spend less money on prisons, and investors would earn an attractive return.
Palmer raved about the tripartite deal: Here, surely, is a financial innovation
that even the industrys critics would agree is worth trying.



Smart Money, by Andrew Palmer -

The Peterborough pilot program deserved more than a brief mention in a

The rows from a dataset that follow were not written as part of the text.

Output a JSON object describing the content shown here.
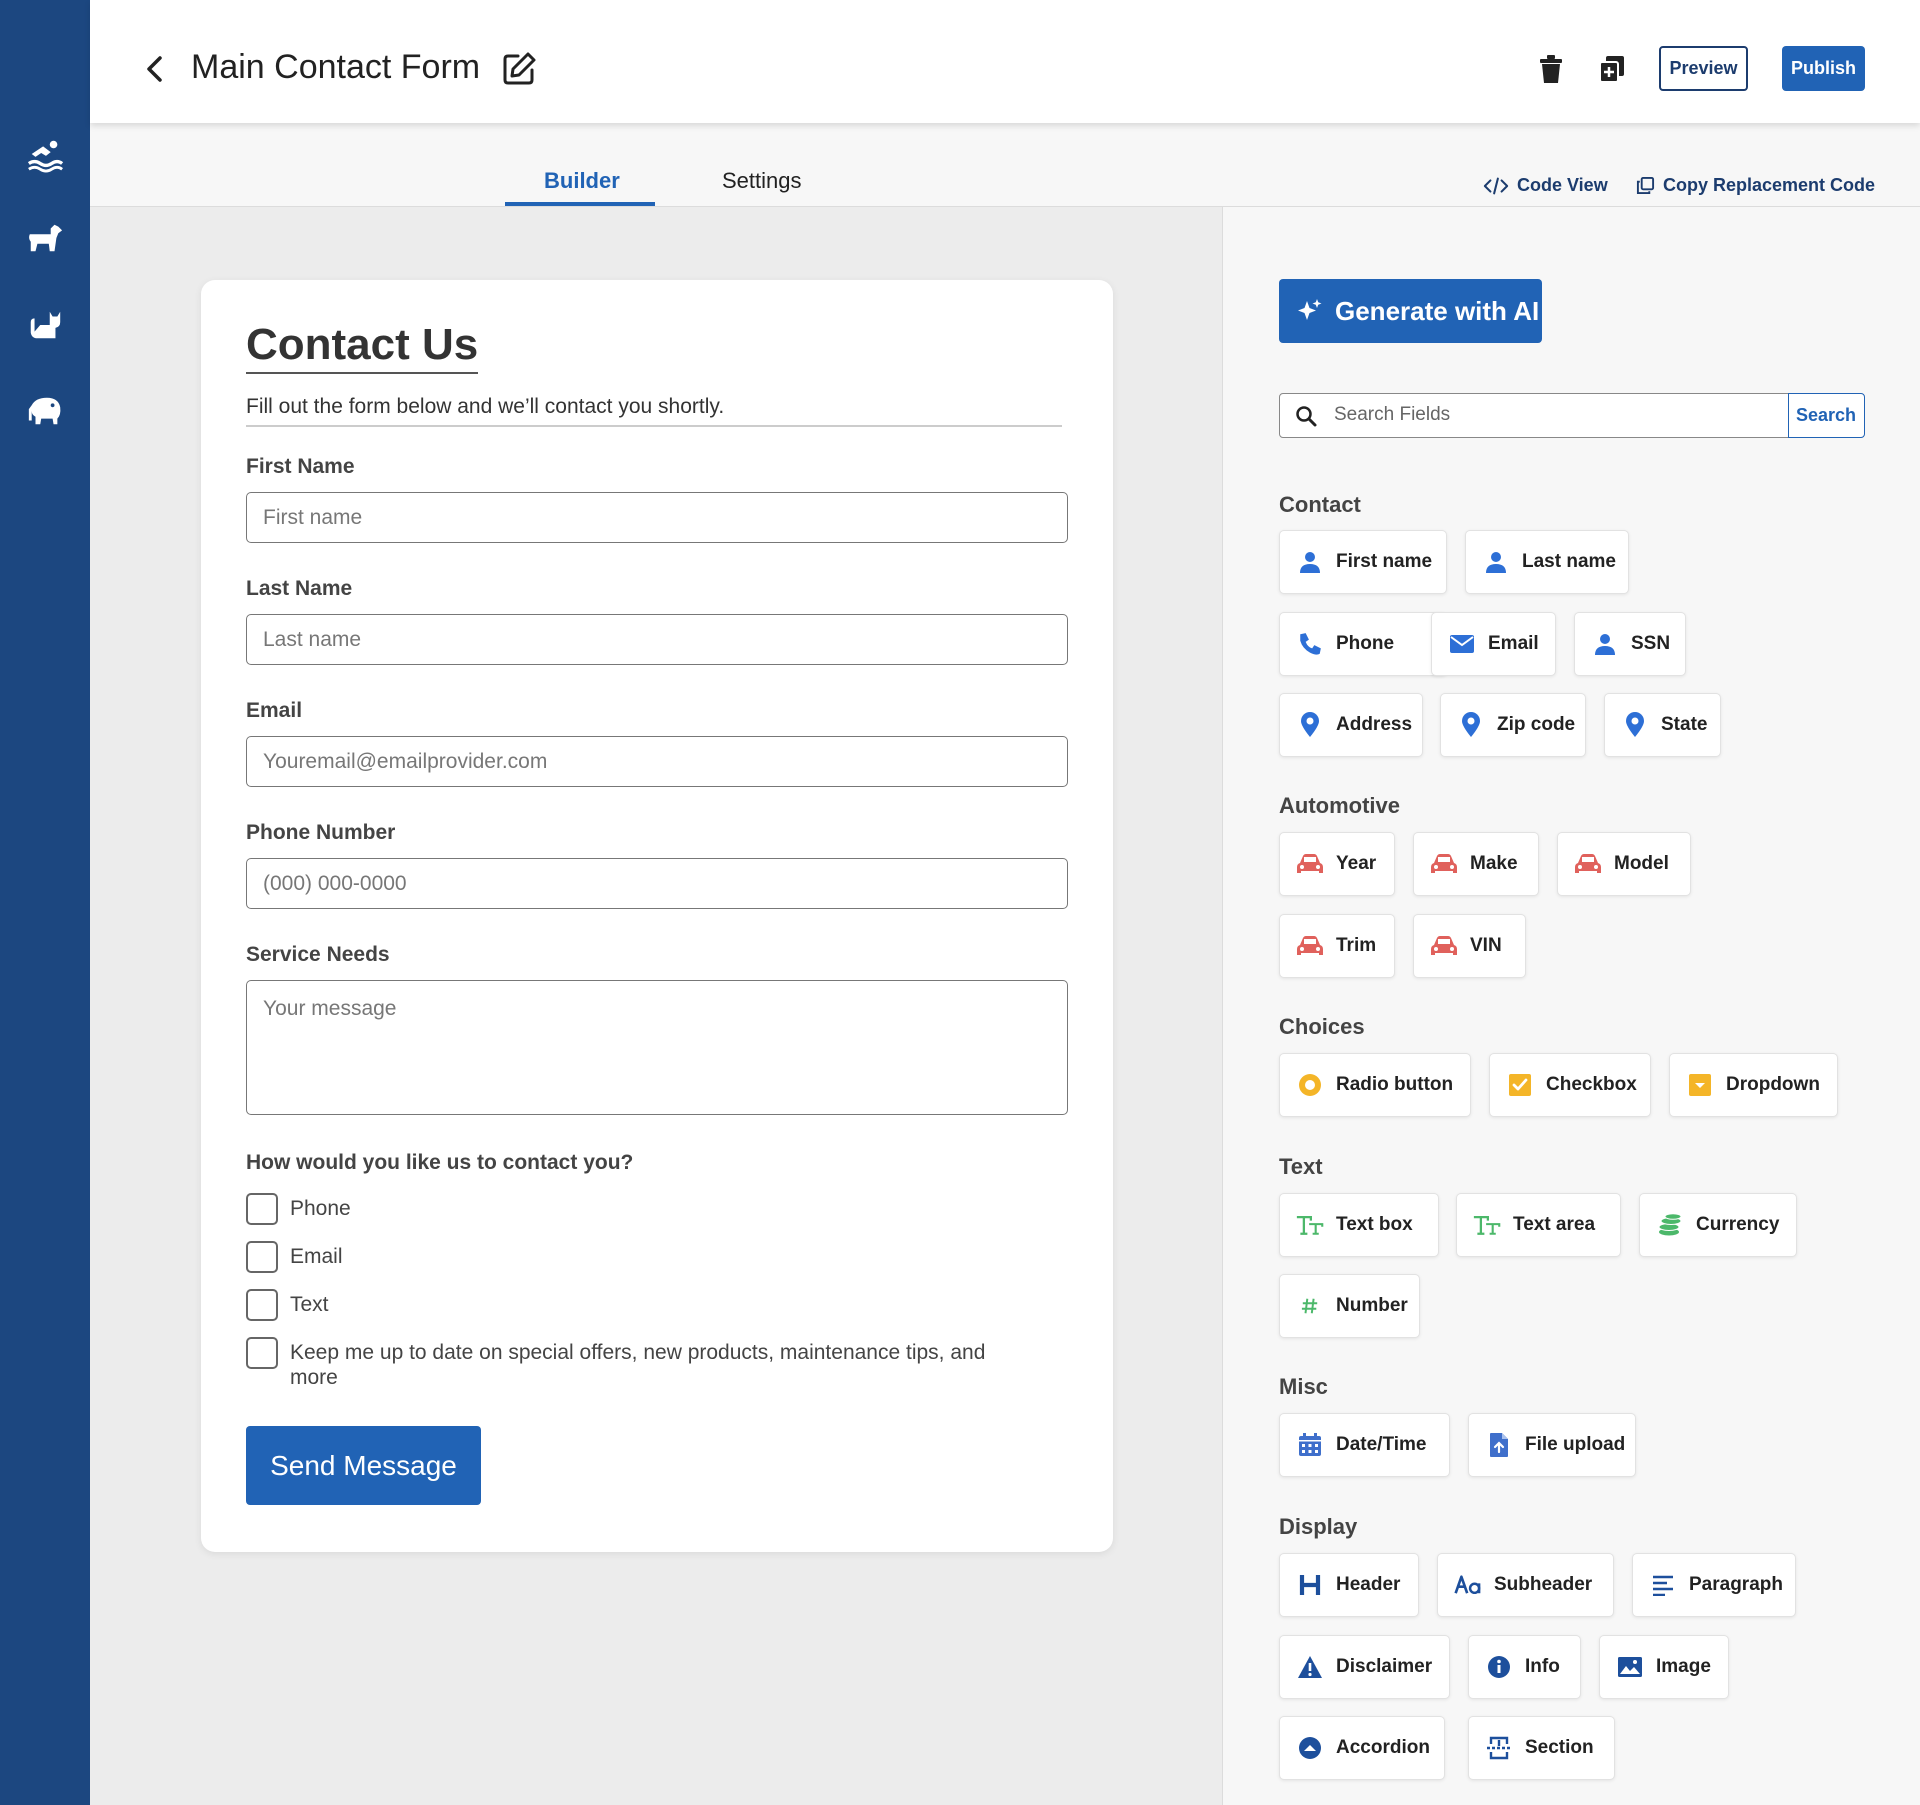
{
  "header": {
    "title": "Main Contact Form",
    "preview_label": "Preview",
    "publish_label": "Publish"
  },
  "tabs": {
    "builder": "Builder",
    "settings": "Settings",
    "code_view": "Code View",
    "copy_code": "Copy Replacement Code"
  },
  "form": {
    "title": "Contact Us",
    "subtitle": "Fill out the form below and we’ll contact you shortly.",
    "fields": [
      {
        "label": "First Name",
        "placeholder": "First name"
      },
      {
        "label": "Last Name",
        "placeholder": "Last name"
      },
      {
        "label": "Email",
        "placeholder": "Youremail@emailprovider.com"
      },
      {
        "label": "Phone Number",
        "placeholder": "(000) 000-0000"
      }
    ],
    "textarea": {
      "label": "Service Needs",
      "placeholder": "Your message"
    },
    "contact_question": "How would you like us to contact you?",
    "checkboxes": [
      "Phone",
      "Email",
      "Text",
      "Keep me up to date on special offers, new products, maintenance tips, and more"
    ],
    "submit_label": "Send Message"
  },
  "panel": {
    "ai_label": "Generate with AI",
    "search_placeholder": "Search Fields",
    "search_button": "Search",
    "categories": [
      {
        "title": "Contact",
        "items": [
          "First name",
          "Last name",
          "Phone",
          "Email",
          "SSN",
          "Address",
          "Zip code",
          "State"
        ]
      },
      {
        "title": "Automotive",
        "items": [
          "Year",
          "Make",
          "Model",
          "Trim",
          "VIN"
        ]
      },
      {
        "title": "Choices",
        "items": [
          "Radio button",
          "Checkbox",
          "Dropdown"
        ]
      },
      {
        "title": "Text",
        "items": [
          "Text box",
          "Text area",
          "Currency",
          "Number"
        ]
      },
      {
        "title": "Misc",
        "items": [
          "Date/Time",
          "File upload"
        ]
      },
      {
        "title": "Display",
        "items": [
          "Header",
          "Subheader",
          "Paragraph",
          "Disclaimer",
          "Info",
          "Image",
          "Accordion",
          "Section"
        ]
      }
    ]
  },
  "icons": {
    "sidebar": [
      "swimmer-icon",
      "dog-icon",
      "cat-icon",
      "elephant-icon"
    ],
    "contact": [
      "user-icon",
      "user-icon",
      "phone-icon",
      "envelope-icon",
      "user-icon",
      "map-pin-icon",
      "map-pin-icon",
      "map-pin-icon"
    ],
    "automotive": [
      "car-icon",
      "car-icon",
      "car-icon",
      "car-icon",
      "car-icon"
    ],
    "choices": [
      "radio-icon",
      "checkbox-icon",
      "dropdown-icon"
    ],
    "text": [
      "text-box-icon",
      "text-area-icon",
      "coins-icon",
      "hash-icon"
    ],
    "misc": [
      "calendar-icon",
      "file-upload-icon"
    ],
    "display": [
      "header-h-icon",
      "subheader-aa-icon",
      "paragraph-lines-icon",
      "warning-icon",
      "info-icon",
      "image-icon",
      "accordion-icon",
      "section-icon"
    ]
  },
  "colors": {
    "sidebar": "#1c4780",
    "primary": "#2163b5",
    "contact_icon": "#2d6fd6",
    "automotive_icon": "#e0615c",
    "choices_icon": "#f4b528",
    "text_icon": "#4cb86a",
    "misc_icon": "#3f6fcb",
    "display_icon": "#1d4f9c"
  }
}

magazine piece, and it now anchors the second half of Palmers fascinating
book. Palmer is a muscular, efficient writer; he relates in-person interviews
and statistical evidence with ease and humor. The chapter on social-impact
bonds tracks one man who, after being in and out of prisons for decades,
turned his initial work placement into a full-time job at a builders merchant.
He was in work, in accommodation, paying his own bills.... His life had
improved because of a dose of financial creativity.
There are now social-impact bonds that direct money to various social
needs: finding and supporting adoptive parents for hard-to-place children,
keeping children out of foster care, getting homeless rough sleepers off the
streets. With the first American social-impact bond, investors are financing a
rehabilitation program for adolescents at the Rikers Island correctional
facility, and will be paid back, with interest, if reduced recidivism goals are
Palmer connects the Peterborough story to other ways finance can be a
force for good. Novel insurance-like policies help biotechnology firms raise
funds for risky clinical trials. Human-capital contracts enable college
students to obtain money for school without borrowing, by committing to pay
a fixed percentage of their income after they graduate. Online lenders, such as
Kabbage and OnDeck, use mathematical algorithms to assess the health of
small businesses, and provide capital when big banks will not.
The first half of the book is also provocative, but lacks the original
reporting of the second half and is smug in its sweeping, often unsupported
conclusions. The opening sentence of Chapter 1 promises much: The history
of financial innovation is also the story of human advance. But what follows is
lined with unsubstantiated assertions and cherry-picked history.
The rhetoric in the early pages reminded me of claims by Merton Miller, a
Nobel laureate economist at the University of Chicago, who was in many ways
the father of financial innovation. Miller praised complex financial
instruments, in large part because they helped institutions avoid the law. He
applauded bankers for cleverly avoiding government attempts to interfere with



Smart Money, by Andrew Palmer -

markets. Yet Palmer does not address Millers arguments, or even cite him. It
is a material omission like a book on sonnets that does not mention
Shakespeare particularly because Palmers ultimate point is the opposite of
Millers: that financial innovation is beneficial because it addresses broad
social needs, not narrow private ones.
Fortunately, the second half of the book rehabilitates the first. Palmers
vignettes show how innovation can, and should, involve more than bankers
getting rich, playing games and dodging rules. Today, upstart companies are
nipping at the heels of the major banks, seeking to profit by doing good. That
is the right kind of smart money.
How High-Stakes Financial Innovation Is Reshaping Our World for the
By Andrew Palmer
285 pp. Basic Books. $27.99.
Frank Partnoy, a law and finance professor at the University of San Diego, is the
author of Wait: The Art and Science of Delay.
A verion of thi review appear in print on Ma 10, 2015, on page R28 of the Sunda ook Review
with the headline: Societal ond.

2015 The New York Time Compan